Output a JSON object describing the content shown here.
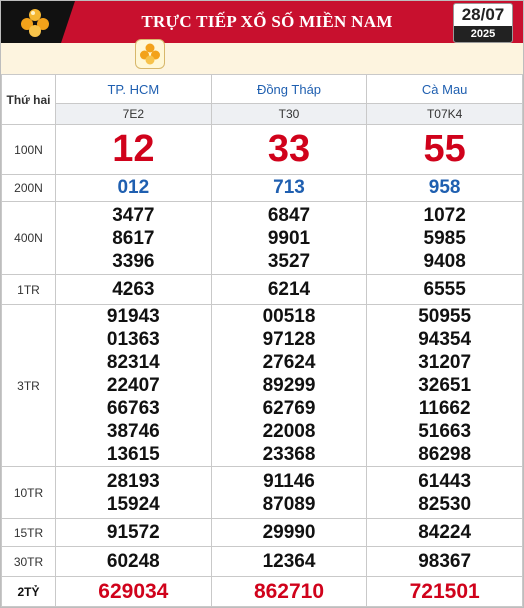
{
  "header": {
    "title": "TRỰC TIẾP XỔ SỐ MIỀN NAM",
    "date_day": "28/07",
    "date_year": "2025"
  },
  "table": {
    "day_label": "Thứ hai",
    "provinces": [
      {
        "name": "TP. HCM",
        "code": "7E2"
      },
      {
        "name": "Đồng Tháp",
        "code": "T30"
      },
      {
        "name": "Cà Mau",
        "code": "T07K4"
      }
    ],
    "prizes": [
      {
        "label": "100N",
        "values": [
          [
            "12"
          ],
          [
            "33"
          ],
          [
            "55"
          ]
        ]
      },
      {
        "label": "200N",
        "values": [
          [
            "012"
          ],
          [
            "713"
          ],
          [
            "958"
          ]
        ]
      },
      {
        "label": "400N",
        "values": [
          [
            "3477",
            "8617",
            "3396"
          ],
          [
            "6847",
            "9901",
            "3527"
          ],
          [
            "1072",
            "5985",
            "9408"
          ]
        ]
      },
      {
        "label": "1TR",
        "values": [
          [
            "4263"
          ],
          [
            "6214"
          ],
          [
            "6555"
          ]
        ]
      },
      {
        "label": "3TR",
        "values": [
          [
            "91943",
            "01363",
            "82314",
            "22407",
            "66763",
            "38746",
            "13615"
          ],
          [
            "00518",
            "97128",
            "27624",
            "89299",
            "62769",
            "22008",
            "23368"
          ],
          [
            "50955",
            "94354",
            "31207",
            "32651",
            "11662",
            "51663",
            "86298"
          ]
        ]
      },
      {
        "label": "10TR",
        "values": [
          [
            "28193",
            "15924"
          ],
          [
            "91146",
            "87089"
          ],
          [
            "61443",
            "82530"
          ]
        ]
      },
      {
        "label": "15TR",
        "values": [
          [
            "91572"
          ],
          [
            "29990"
          ],
          [
            "84224"
          ]
        ]
      },
      {
        "label": "30TR",
        "values": [
          [
            "60248"
          ],
          [
            "12364"
          ],
          [
            "98367"
          ]
        ]
      },
      {
        "label": "2TỶ",
        "values": [
          [
            "629034"
          ],
          [
            "862710"
          ],
          [
            "721501"
          ]
        ]
      }
    ]
  },
  "icons": {
    "logo": "lottery-balls-icon",
    "band": "lottery-balls-icon"
  },
  "colors": {
    "header_bg": "#c8102e",
    "prize_red": "#d0021b",
    "prize_blue": "#1f5fb0"
  }
}
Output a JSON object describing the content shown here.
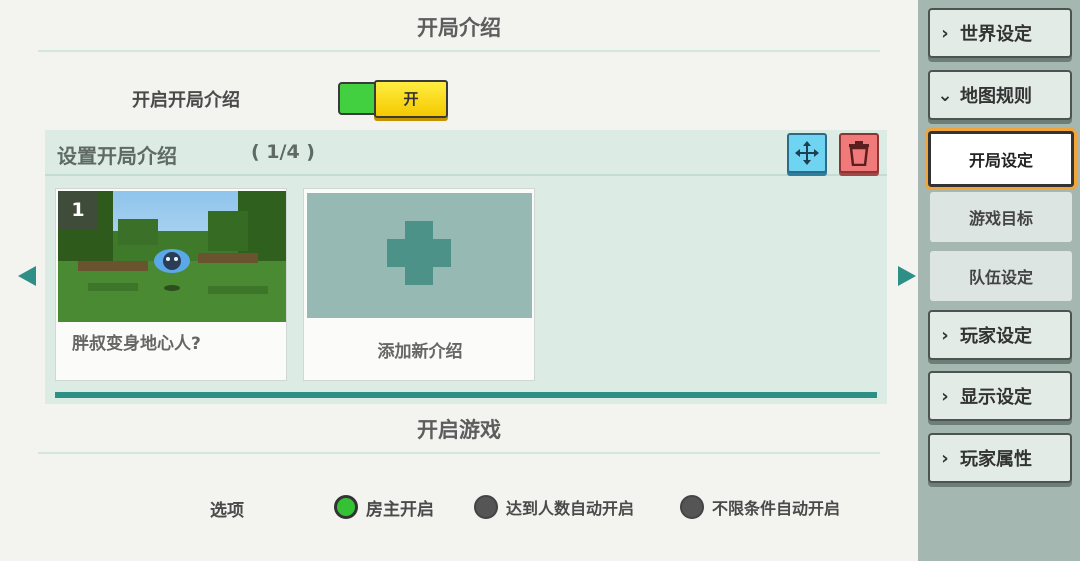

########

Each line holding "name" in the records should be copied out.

:: RESPONSE FOR THIS EXERCISE ::
        "name": "TP. HCM",
        "name": "Đồng Tháp",
        "name": "Cà Mau",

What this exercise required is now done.